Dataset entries

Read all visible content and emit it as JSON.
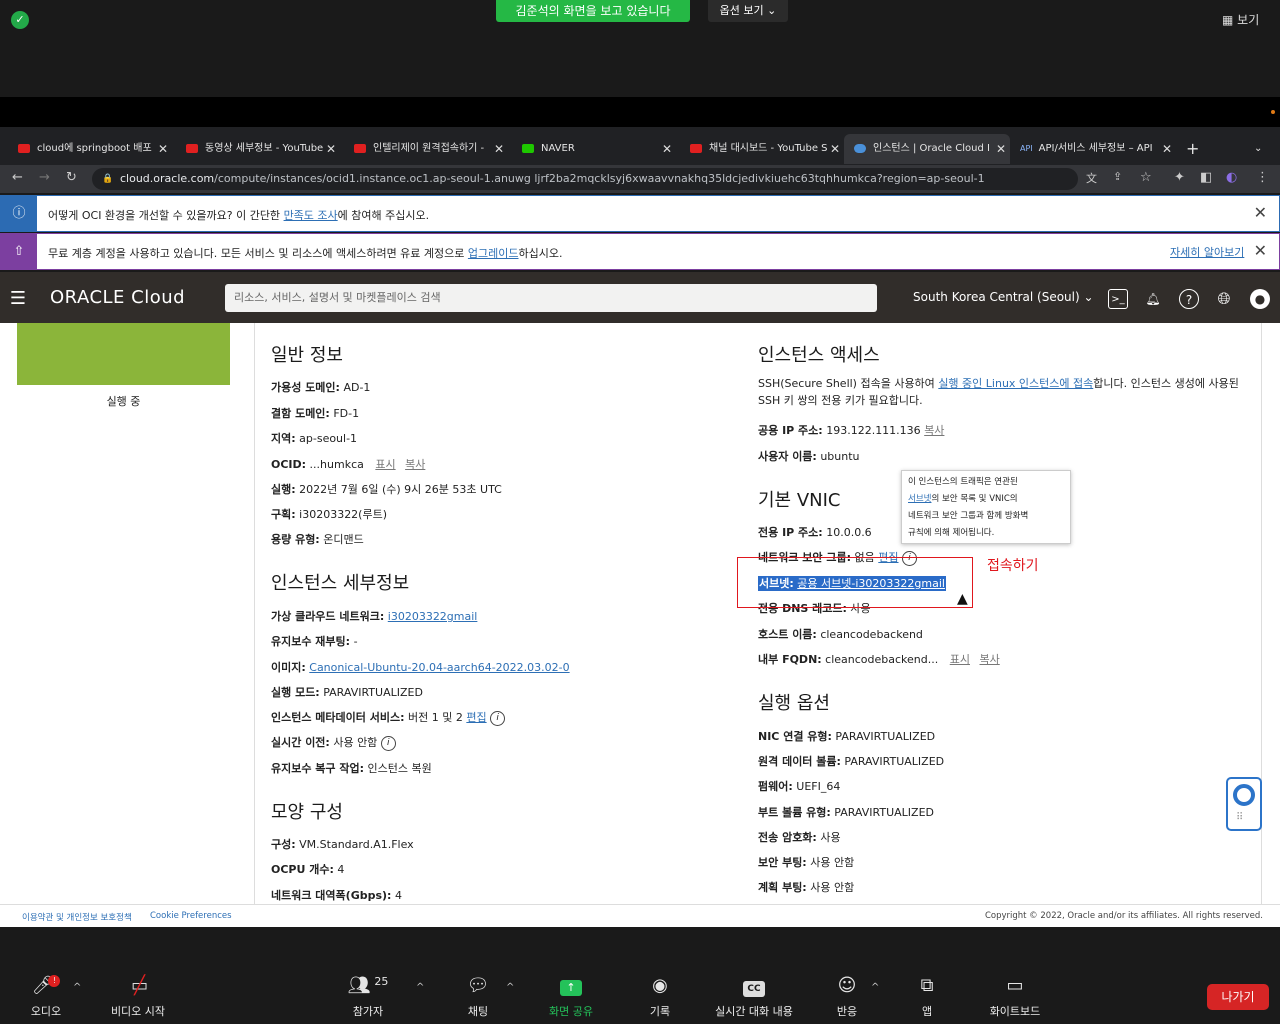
{
  "zoom": {
    "share_status": "김준석의 화면을 보고 있습니다",
    "options_label": "옵션 보기 ⌄",
    "view_label": "보기",
    "toolbar": [
      {
        "label": "오디오",
        "icon": "mic-icon"
      },
      {
        "label": "비디오 시작",
        "icon": "video-off-icon"
      },
      {
        "label": "참가자",
        "icon": "participants-icon",
        "count": "25"
      },
      {
        "label": "채팅",
        "icon": "chat-icon"
      },
      {
        "label": "화면 공유",
        "icon": "share-screen-icon"
      },
      {
        "label": "기록",
        "icon": "record-icon"
      },
      {
        "label": "실시간 대화 내용",
        "icon": "cc-icon"
      },
      {
        "label": "반응",
        "icon": "reaction-icon"
      },
      {
        "label": "앱",
        "icon": "apps-icon"
      },
      {
        "label": "화이트보드",
        "icon": "whiteboard-icon"
      }
    ],
    "leave_label": "나가기"
  },
  "browser": {
    "tabs": [
      {
        "title": "cloud에 springboot 배포"
      },
      {
        "title": "동영상 세부정보 - YouTube"
      },
      {
        "title": "인텔리제이 원격접속하기 - "
      },
      {
        "title": "NAVER"
      },
      {
        "title": "채널 대시보드 - YouTube S"
      },
      {
        "title": "인스턴스 | Oracle Cloud I"
      },
      {
        "title": "API/서비스 세부정보 – API"
      }
    ],
    "url_host": "cloud.oracle.com",
    "url_path": "/compute/instances/ocid1.instance.oc1.ap-seoul-1.anuwg ljrf2ba2mqcklsyj6xwaavvnakhq35ldcjedivkiuehc63tqhhumkca?region=ap-seoul-1"
  },
  "banners": {
    "survey_text_a": "어떻게 OCI 환경을 개선할 수 있을까요? 이 간단한 ",
    "survey_link": "만족도 조사",
    "survey_text_b": "에 참여해 주십시오.",
    "tier_text_a": "무료 계층 계정을 사용하고 있습니다. 모든 서비스 및 리소스에 액세스하려면 유료 계정으로 ",
    "tier_link": "업그레이드",
    "tier_text_b": "하십시오.",
    "learn_more": "자세히 알아보기"
  },
  "oci": {
    "logo": "ORACLE Cloud",
    "search_placeholder": "리소스, 서비스, 설명서 및 마켓플레이스 검색",
    "region": "South Korea Central (Seoul)"
  },
  "left": {
    "status": "실행 중"
  },
  "general": {
    "title": "일반 정보",
    "rows": [
      {
        "k": "가용성 도메인:",
        "v": "AD-1"
      },
      {
        "k": "결함 도메인:",
        "v": "FD-1"
      },
      {
        "k": "지역:",
        "v": "ap-seoul-1"
      },
      {
        "k": "OCID:",
        "v": "...humkca"
      },
      {
        "k": "실행:",
        "v": "2022년 7월 6일 (수) 9시 26분 53초 UTC"
      },
      {
        "k": "구획:",
        "v": "i30203322(루트)"
      },
      {
        "k": "용량 유형:",
        "v": "온디맨드"
      }
    ],
    "show": "표시",
    "copy": "복사"
  },
  "details": {
    "title": "인스턴스 세부정보",
    "rows": [
      {
        "k": "가상 클라우드 네트워크:",
        "v": "i30203322gmail"
      },
      {
        "k": "유지보수 재부팅:",
        "v": "-"
      },
      {
        "k": "이미지:",
        "v": "Canonical-Ubuntu-20.04-aarch64-2022.03.02-0"
      },
      {
        "k": "실행 모드:",
        "v": "PARAVIRTUALIZED"
      },
      {
        "k": "인스턴스 메타데이터 서비스:",
        "v": "버전 1 및 2"
      },
      {
        "k": "실시간 이전:",
        "v": "사용 안함"
      },
      {
        "k": "유지보수 복구 작업:",
        "v": "인스턴스 복원"
      }
    ],
    "edit": "편집"
  },
  "shape": {
    "title": "모양 구성",
    "rows": [
      {
        "k": "구성:",
        "v": "VM.Standard.A1.Flex"
      },
      {
        "k": "OCPU 개수:",
        "v": "4"
      },
      {
        "k": "네트워크 대역폭(Gbps):",
        "v": "4"
      }
    ]
  },
  "access": {
    "title": "인스턴스 액세스",
    "desc_a": "SSH(Secure Shell) 접속을 사용하여 ",
    "desc_link": "실행 중인 Linux 인스턴스에 접속",
    "desc_b": "합니다. 인스턴스 생성에 사용된",
    "desc_c": "SSH 키 쌍의 전용 키가 필요합니다.",
    "ip_k": "공용 IP 주소:",
    "ip_v": "193.122.111.136",
    "copy": "복사",
    "user_k": "사용자 이름:",
    "user_v": "ubuntu"
  },
  "vnic": {
    "title": "기본 VNIC",
    "private_ip_k": "전용 IP 주소:",
    "private_ip_v": "10.0.0.6",
    "nsg_k": "네트워크 보안 그룹:",
    "nsg_v": "없음",
    "edit": "편집",
    "subnet_k": "서브넷:",
    "subnet_v": "공용 서브넷-i30203322gmail",
    "dns_k": "전용 DNS 레코드:",
    "dns_v": "사용",
    "host_k": "호스트 이름:",
    "host_v": "cleancodebackend",
    "fqdn_k": "내부 FQDN:",
    "fqdn_v": "cleancodebackend...",
    "show": "표시",
    "copy": "복사",
    "tooltip_1": "이 인스턴스의 트래픽은 연관된",
    "tooltip_link": "서브넷",
    "tooltip_2": "의 보안 목록 및 VNIC의",
    "tooltip_3": "네트워크 보안 그룹과 함께 방화벽",
    "tooltip_4": "규칙에 의해 제어됩니다.",
    "annotation": "접속하기"
  },
  "launch": {
    "title": "실행 옵션",
    "rows": [
      {
        "k": "NIC 연결 유형:",
        "v": "PARAVIRTUALIZED"
      },
      {
        "k": "원격 데이터 볼륨:",
        "v": "PARAVIRTUALIZED"
      },
      {
        "k": "펌웨어:",
        "v": "UEFI_64"
      },
      {
        "k": "부트 볼륨 유형:",
        "v": "PARAVIRTUALIZED"
      },
      {
        "k": "전송 암호화:",
        "v": "사용"
      },
      {
        "k": "보안 부팅:",
        "v": "사용 안함"
      },
      {
        "k": "계획 부팅:",
        "v": "사용 안함"
      }
    ]
  },
  "footer": {
    "terms": "이용약관 및 개인정보 보호정책",
    "cookie": "Cookie Preferences",
    "copyright": "Copyright © 2022, Oracle and/or its affiliates. All rights reserved."
  }
}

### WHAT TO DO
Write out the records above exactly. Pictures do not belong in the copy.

### RESULT FOR THIS EXERCISE
Read all visible content and emit it as JSON.
{
  "zoom": {
    "share_status": "김준석의 화면을 보고 있습니다",
    "options_label": "옵션 보기 ⌄",
    "view_label": "보기",
    "toolbar": [
      {
        "label": "오디오",
        "icon": "mic-icon"
      },
      {
        "label": "비디오 시작",
        "icon": "video-off-icon"
      },
      {
        "label": "참가자",
        "icon": "participants-icon",
        "count": "25"
      },
      {
        "label": "채팅",
        "icon": "chat-icon"
      },
      {
        "label": "화면 공유",
        "icon": "share-screen-icon"
      },
      {
        "label": "기록",
        "icon": "record-icon"
      },
      {
        "label": "실시간 대화 내용",
        "icon": "cc-icon"
      },
      {
        "label": "반응",
        "icon": "reaction-icon"
      },
      {
        "label": "앱",
        "icon": "apps-icon"
      },
      {
        "label": "화이트보드",
        "icon": "whiteboard-icon"
      }
    ],
    "leave_label": "나가기"
  },
  "browser": {
    "tabs": [
      {
        "title": "cloud에 springboot 배포"
      },
      {
        "title": "동영상 세부정보 - YouTube"
      },
      {
        "title": "인텔리제이 원격접속하기 - "
      },
      {
        "title": "NAVER"
      },
      {
        "title": "채널 대시보드 - YouTube S"
      },
      {
        "title": "인스턴스 | Oracle Cloud I"
      },
      {
        "title": "API/서비스 세부정보 – API"
      }
    ],
    "url_host": "cloud.oracle.com",
    "url_path": "/compute/instances/ocid1.instance.oc1.ap-seoul-1.anuwg ljrf2ba2mqcklsyj6xwaavvnakhq35ldcjedivkiuehc63tqhhumkca?region=ap-seoul-1"
  },
  "banners": {
    "survey_text_a": "어떻게 OCI 환경을 개선할 수 있을까요? 이 간단한 ",
    "survey_link": "만족도 조사",
    "survey_text_b": "에 참여해 주십시오.",
    "tier_text_a": "무료 계층 계정을 사용하고 있습니다. 모든 서비스 및 리소스에 액세스하려면 유료 계정으로 ",
    "tier_link": "업그레이드",
    "tier_text_b": "하십시오.",
    "learn_more": "자세히 알아보기"
  },
  "oci": {
    "logo": "ORACLE Cloud",
    "search_placeholder": "리소스, 서비스, 설명서 및 마켓플레이스 검색",
    "region": "South Korea Central (Seoul)"
  },
  "left": {
    "status": "실행 중"
  },
  "general": {
    "title": "일반 정보",
    "rows": [
      {
        "k": "가용성 도메인:",
        "v": "AD-1"
      },
      {
        "k": "결함 도메인:",
        "v": "FD-1"
      },
      {
        "k": "지역:",
        "v": "ap-seoul-1"
      },
      {
        "k": "OCID:",
        "v": "...humkca"
      },
      {
        "k": "실행:",
        "v": "2022년 7월 6일 (수) 9시 26분 53초 UTC"
      },
      {
        "k": "구획:",
        "v": "i30203322(루트)"
      },
      {
        "k": "용량 유형:",
        "v": "온디맨드"
      }
    ],
    "show": "표시",
    "copy": "복사"
  },
  "details": {
    "title": "인스턴스 세부정보",
    "rows": [
      {
        "k": "가상 클라우드 네트워크:",
        "v": "i30203322gmail"
      },
      {
        "k": "유지보수 재부팅:",
        "v": "-"
      },
      {
        "k": "이미지:",
        "v": "Canonical-Ubuntu-20.04-aarch64-2022.03.02-0"
      },
      {
        "k": "실행 모드:",
        "v": "PARAVIRTUALIZED"
      },
      {
        "k": "인스턴스 메타데이터 서비스:",
        "v": "버전 1 및 2"
      },
      {
        "k": "실시간 이전:",
        "v": "사용 안함"
      },
      {
        "k": "유지보수 복구 작업:",
        "v": "인스턴스 복원"
      }
    ],
    "edit": "편집"
  },
  "shape": {
    "title": "모양 구성",
    "rows": [
      {
        "k": "구성:",
        "v": "VM.Standard.A1.Flex"
      },
      {
        "k": "OCPU 개수:",
        "v": "4"
      },
      {
        "k": "네트워크 대역폭(Gbps):",
        "v": "4"
      }
    ]
  },
  "access": {
    "title": "인스턴스 액세스",
    "desc_a": "SSH(Secure Shell) 접속을 사용하여 ",
    "desc_link": "실행 중인 Linux 인스턴스에 접속",
    "desc_b": "합니다. 인스턴스 생성에 사용된",
    "desc_c": "SSH 키 쌍의 전용 키가 필요합니다.",
    "ip_k": "공용 IP 주소:",
    "ip_v": "193.122.111.136",
    "copy": "복사",
    "user_k": "사용자 이름:",
    "user_v": "ubuntu"
  },
  "vnic": {
    "title": "기본 VNIC",
    "private_ip_k": "전용 IP 주소:",
    "private_ip_v": "10.0.0.6",
    "nsg_k": "네트워크 보안 그룹:",
    "nsg_v": "없음",
    "edit": "편집",
    "subnet_k": "서브넷:",
    "subnet_v": "공용 서브넷-i30203322gmail",
    "dns_k": "전용 DNS 레코드:",
    "dns_v": "사용",
    "host_k": "호스트 이름:",
    "host_v": "cleancodebackend",
    "fqdn_k": "내부 FQDN:",
    "fqdn_v": "cleancodebackend...",
    "show": "표시",
    "copy": "복사",
    "tooltip_1": "이 인스턴스의 트래픽은 연관된",
    "tooltip_link": "서브넷",
    "tooltip_2": "의 보안 목록 및 VNIC의",
    "tooltip_3": "네트워크 보안 그룹과 함께 방화벽",
    "tooltip_4": "규칙에 의해 제어됩니다.",
    "annotation": "접속하기"
  },
  "launch": {
    "title": "실행 옵션",
    "rows": [
      {
        "k": "NIC 연결 유형:",
        "v": "PARAVIRTUALIZED"
      },
      {
        "k": "원격 데이터 볼륨:",
        "v": "PARAVIRTUALIZED"
      },
      {
        "k": "펌웨어:",
        "v": "UEFI_64"
      },
      {
        "k": "부트 볼륨 유형:",
        "v": "PARAVIRTUALIZED"
      },
      {
        "k": "전송 암호화:",
        "v": "사용"
      },
      {
        "k": "보안 부팅:",
        "v": "사용 안함"
      },
      {
        "k": "계획 부팅:",
        "v": "사용 안함"
      }
    ]
  },
  "footer": {
    "terms": "이용약관 및 개인정보 보호정책",
    "cookie": "Cookie Preferences",
    "copyright": "Copyright © 2022, Oracle and/or its affiliates. All rights reserved."
  }
}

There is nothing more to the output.